[Data under study Boundary: Start]
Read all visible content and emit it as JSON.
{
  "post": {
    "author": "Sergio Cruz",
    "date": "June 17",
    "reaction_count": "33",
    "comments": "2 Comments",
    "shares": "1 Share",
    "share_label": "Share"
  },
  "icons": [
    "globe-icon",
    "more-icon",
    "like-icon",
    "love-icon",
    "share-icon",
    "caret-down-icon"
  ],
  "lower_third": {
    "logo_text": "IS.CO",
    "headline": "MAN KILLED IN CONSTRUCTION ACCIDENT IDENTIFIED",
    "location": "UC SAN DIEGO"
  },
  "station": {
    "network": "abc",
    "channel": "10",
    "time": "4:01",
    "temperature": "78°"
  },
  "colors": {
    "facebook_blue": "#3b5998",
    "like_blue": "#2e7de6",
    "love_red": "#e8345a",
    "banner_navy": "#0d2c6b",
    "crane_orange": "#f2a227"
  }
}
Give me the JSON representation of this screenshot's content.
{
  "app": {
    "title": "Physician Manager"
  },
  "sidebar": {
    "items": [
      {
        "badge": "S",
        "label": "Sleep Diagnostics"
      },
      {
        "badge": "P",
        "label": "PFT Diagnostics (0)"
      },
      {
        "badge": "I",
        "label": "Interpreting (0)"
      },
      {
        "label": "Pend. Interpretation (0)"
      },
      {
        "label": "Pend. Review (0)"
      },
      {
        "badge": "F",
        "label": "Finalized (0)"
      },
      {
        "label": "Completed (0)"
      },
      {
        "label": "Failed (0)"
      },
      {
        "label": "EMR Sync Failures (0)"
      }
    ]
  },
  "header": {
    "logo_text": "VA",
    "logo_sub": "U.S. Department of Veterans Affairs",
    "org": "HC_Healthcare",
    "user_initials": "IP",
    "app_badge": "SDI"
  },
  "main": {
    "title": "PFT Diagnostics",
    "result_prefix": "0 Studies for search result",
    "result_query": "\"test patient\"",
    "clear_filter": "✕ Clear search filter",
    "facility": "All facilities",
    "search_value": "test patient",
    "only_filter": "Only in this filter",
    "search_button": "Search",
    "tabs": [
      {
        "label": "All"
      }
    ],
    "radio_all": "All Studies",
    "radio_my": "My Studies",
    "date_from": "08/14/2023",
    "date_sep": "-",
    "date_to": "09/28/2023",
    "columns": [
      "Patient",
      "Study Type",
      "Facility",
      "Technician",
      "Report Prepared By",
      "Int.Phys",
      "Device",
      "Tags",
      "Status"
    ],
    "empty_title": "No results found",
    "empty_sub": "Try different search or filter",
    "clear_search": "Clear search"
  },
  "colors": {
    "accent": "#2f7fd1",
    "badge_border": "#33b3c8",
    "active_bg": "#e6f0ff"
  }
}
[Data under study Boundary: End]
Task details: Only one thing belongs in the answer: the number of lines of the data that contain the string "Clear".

Result of the exercise: 2